Today’s young people will need to reshape both diplomacy and the institutions through which it is conducted. We had a chance to reshape the United Nations a generation ago, after the fall of communism. In those days, we used to joke about “Tom Pickering’s UN”—after our then-ambassador. Who knows how much we could have accomplished, but, sadly, in the respite from the Cold War but with hot wars looming in the Middle East, we didn’t try very hard.
Now, if humankind is to survive, we will need to build institutions, from the UN or elsewhere, not just to set targets for carbon emissions but to enforce them, and ways to, for instance, compensate Brazilian farmers for not razing the Amazon rain forest. “Earthrise,” that poignant photo of a lonely earth in the icy depths of space, is just over fifty years old. It was for us a metaphor.

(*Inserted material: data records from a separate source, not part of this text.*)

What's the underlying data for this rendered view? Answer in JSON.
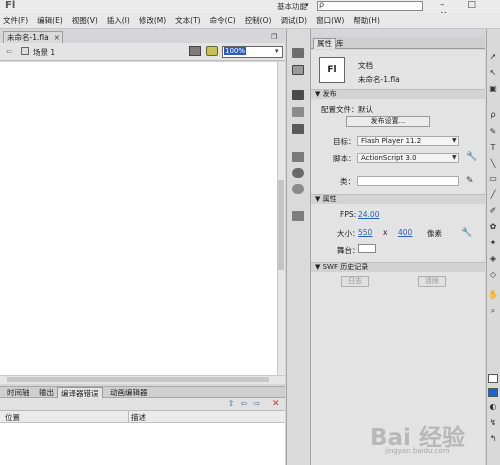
{
  "app": {
    "logo": "Fl",
    "workspace": "基本功能",
    "search_glyph": "ρ",
    "window_controls": "– □ ×"
  },
  "menu": [
    "文件(F)",
    "编辑(E)",
    "视图(V)",
    "插入(I)",
    "修改(M)",
    "文本(T)",
    "命令(C)",
    "控制(O)",
    "调试(D)",
    "窗口(W)",
    "帮助(H)"
  ],
  "document_tab": {
    "label": "未命名-1.fla",
    "close": "×"
  },
  "editbar": {
    "back": "⇐",
    "scene": "场景 1",
    "zoom": "100%"
  },
  "bottom_panel": {
    "tabs": [
      "时间轴",
      "输出",
      "编译器错误",
      "动画编辑器"
    ],
    "active_tab": 2,
    "columns": {
      "position": "位置",
      "description": "描述"
    },
    "toolbar_glyphs": [
      "⇧",
      "⇦",
      "⇨"
    ],
    "close_glyph": "✕"
  },
  "properties": {
    "tabs": [
      "属性",
      "库"
    ],
    "doc_icon": "Fl",
    "doc_type": "文档",
    "doc_name": "未命名-1.fla",
    "publish_section": "发布",
    "profile_label": "配置文件：",
    "profile_value": "默认",
    "publish_settings_button": "发布设置...",
    "target_label": "目标：",
    "target_value": "Flash Player 11.2",
    "script_label": "脚本：",
    "script_value": "ActionScript 3.0",
    "class_label": "类：",
    "class_value": "",
    "props_section": "属性",
    "fps_label": "FPS:",
    "fps_value": "24.00",
    "size_label": "大小：",
    "width": "550",
    "x_sep": "x",
    "height": "400",
    "unit": "像素",
    "stage_label": "舞台：",
    "stage_color": "#ffffff",
    "swf_section": "SWF 历史记录",
    "log_button": "日志",
    "clear_button": "清除"
  },
  "tool_glyphs": [
    "➚",
    "↖",
    "▣",
    "ρ",
    "✎",
    "T",
    "╲",
    "▭",
    "╱",
    "✐",
    "✿",
    "✦",
    "◈",
    "◇",
    "✋",
    "⌕"
  ],
  "colors": {
    "accent_fill": "#1e63d6",
    "stroke": "#ffffff"
  },
  "watermark": {
    "logo": "Bai 经验",
    "sub": "jingyan.baidu.com"
  }
}
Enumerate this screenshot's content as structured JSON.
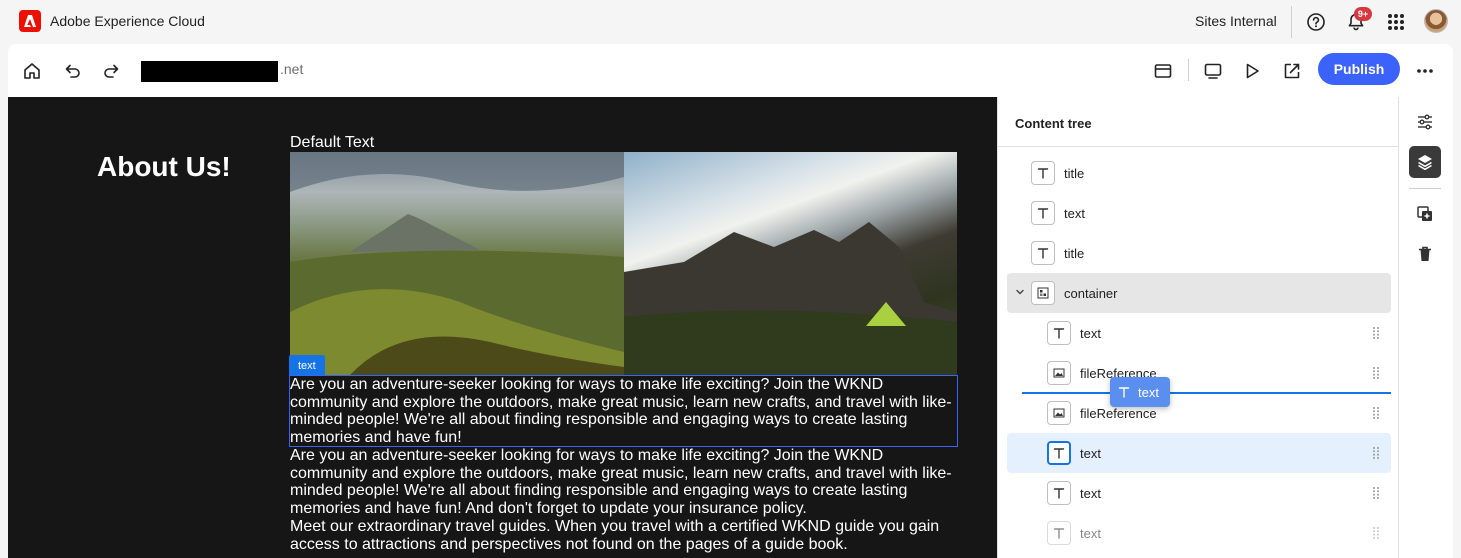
{
  "shell": {
    "brand": "Adobe Experience Cloud",
    "environment": "Sites Internal",
    "notification_badge": "9+",
    "icons": [
      "help-icon",
      "bell-icon",
      "app-grid-icon"
    ]
  },
  "toolbar": {
    "domain_suffix": ".net",
    "publish_label": "Publish",
    "icons": [
      "home-icon",
      "undo-icon",
      "redo-icon",
      "properties-icon",
      "device-preview-icon",
      "preview-icon",
      "open-external-icon",
      "more-icon"
    ]
  },
  "canvas": {
    "heading": "About Us!",
    "default_text": "Default Text",
    "selection_label": "text",
    "paragraphs": [
      "Are you an adventure-seeker looking for ways to make life exciting? Join the WKND community and explore the outdoors, make great music, learn new crafts, and travel with like-minded people! We're all about finding responsible and engaging ways to create lasting memories and have fun!",
      "Are you an adventure-seeker looking for ways to make life exciting? Join the WKND community and explore the outdoors, make great music, learn new crafts, and travel with like-minded people! We're all about finding responsible and engaging ways to create lasting memories and have fun! And don't forget to update your insurance policy.",
      "Meet our extraordinary travel guides. When you travel with a certified WKND guide you gain access to attractions and perspectives not found on the pages of a guide book."
    ]
  },
  "content_tree": {
    "title": "Content tree",
    "nodes": [
      {
        "label": "title",
        "icon": "text-icon"
      },
      {
        "label": "text",
        "icon": "text-icon"
      },
      {
        "label": "title",
        "icon": "text-icon"
      },
      {
        "label": "container",
        "icon": "container-icon",
        "expanded": true,
        "selected": true
      },
      {
        "label": "text",
        "icon": "text-icon"
      },
      {
        "label": "fileReference",
        "icon": "image-icon"
      },
      {
        "label": "fileReference",
        "icon": "image-icon"
      },
      {
        "label": "text",
        "icon": "text-icon",
        "highlighted": true
      },
      {
        "label": "text",
        "icon": "text-icon"
      },
      {
        "label": "text",
        "icon": "text-icon",
        "faded": true
      }
    ],
    "drag_chip_label": "text"
  },
  "rail": {
    "icons": [
      "adjustments-icon",
      "layers-icon",
      "add-component-icon",
      "delete-icon"
    ]
  },
  "colors": {
    "accent": "#3b63fb",
    "selection": "#1473e6",
    "canvas_bg": "#161616",
    "adobe_red": "#eb1000"
  }
}
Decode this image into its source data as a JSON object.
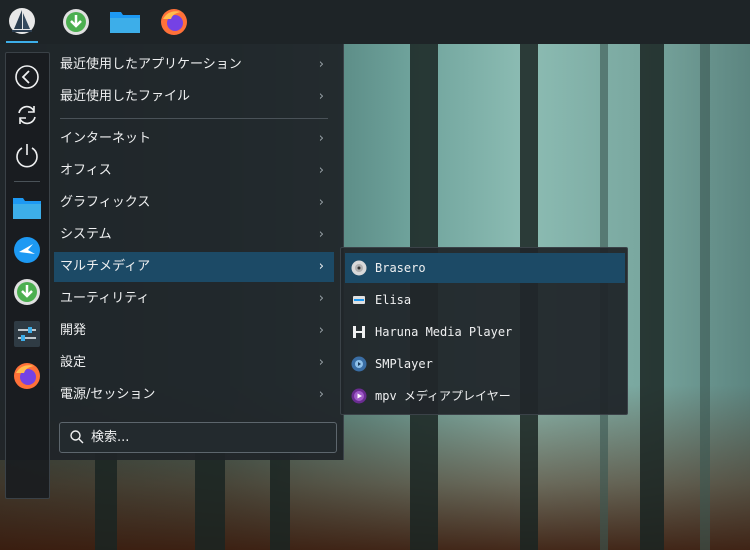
{
  "panel": {
    "launcher_icon": "sailboat-icon",
    "apps": [
      {
        "name": "download-manager-icon"
      },
      {
        "name": "file-manager-icon"
      },
      {
        "name": "firefox-icon"
      }
    ]
  },
  "favorites": [
    {
      "name": "back-icon"
    },
    {
      "name": "refresh-icon"
    },
    {
      "name": "power-icon"
    },
    {
      "name": "folder-icon"
    },
    {
      "name": "kstars-icon"
    },
    {
      "name": "download-icon"
    },
    {
      "name": "settings-icon"
    },
    {
      "name": "firefox-icon"
    }
  ],
  "categories": [
    {
      "label": "最近使用したアプリケーション"
    },
    {
      "label": "最近使用したファイル"
    },
    {
      "label": "インターネット"
    },
    {
      "label": "オフィス"
    },
    {
      "label": "グラフィックス"
    },
    {
      "label": "システム"
    },
    {
      "label": "マルチメディア"
    },
    {
      "label": "ユーティリティ"
    },
    {
      "label": "開発"
    },
    {
      "label": "設定"
    },
    {
      "label": "電源/セッション"
    }
  ],
  "chevron": "›",
  "search": {
    "placeholder": "検索..."
  },
  "submenu": [
    {
      "label": "Brasero",
      "icon": "disc-icon"
    },
    {
      "label": "Elisa",
      "icon": "music-player-icon"
    },
    {
      "label": "Haruna Media Player",
      "icon": "haruna-icon"
    },
    {
      "label": "SMPlayer",
      "icon": "smplayer-icon"
    },
    {
      "label": "mpv メディアプレイヤー",
      "icon": "mpv-icon"
    }
  ],
  "colors": {
    "accent": "#3daee9",
    "selection": "#1c4a66"
  }
}
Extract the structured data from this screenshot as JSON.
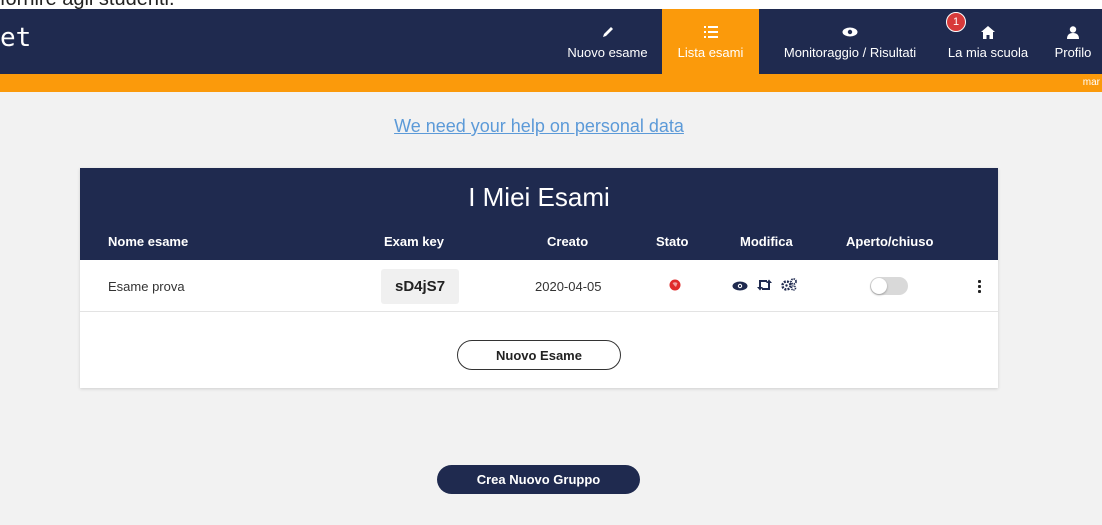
{
  "top_strip_text": "fornire agli studenti.",
  "brand": "et",
  "nav": {
    "items": [
      {
        "label": "Nuovo esame",
        "icon": "pencil-icon"
      },
      {
        "label": "Lista esami",
        "icon": "list-icon",
        "active": true
      },
      {
        "label": "Monitoraggio / Risultati",
        "icon": "eye-icon"
      },
      {
        "label": "La mia scuola",
        "icon": "home-icon",
        "badge": "1"
      },
      {
        "label": "Profilo",
        "icon": "user-icon"
      }
    ]
  },
  "orange_bar_text": "mar",
  "help_link": "We need your help on personal data",
  "card": {
    "title": "I Miei Esami",
    "columns": [
      "Nome esame",
      "Exam key",
      "Creato",
      "Stato",
      "Modifica",
      "Aperto/chiuso"
    ],
    "rows": [
      {
        "name": "Esame prova",
        "key": "sD4jS7",
        "created": "2020-04-05",
        "status": "closed",
        "open": false
      }
    ],
    "new_exam_button": "Nuovo Esame"
  },
  "new_group_button": "Crea Nuovo Gruppo",
  "colors": {
    "navy": "#1f2a4f",
    "orange": "#fb9a0b",
    "link": "#5c9ad8",
    "status_red": "#e02b2b"
  }
}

For Gen Zers, it is an imperative vision if they are to save the planet.
Gregory F. Treverton, who stepped down as Chair of the U.S. National Intelligence Council in 2017, is Professor of the Practice of International Relations and Spatial Sciences at the Dana and David Dornsife College of Letters, Arts and Sciences, at the University of Southern California, and an SMA Executive Advisor.
 This is drawn from a keynote address to a national Model United Nations in Los Angeles, 24 October 2019.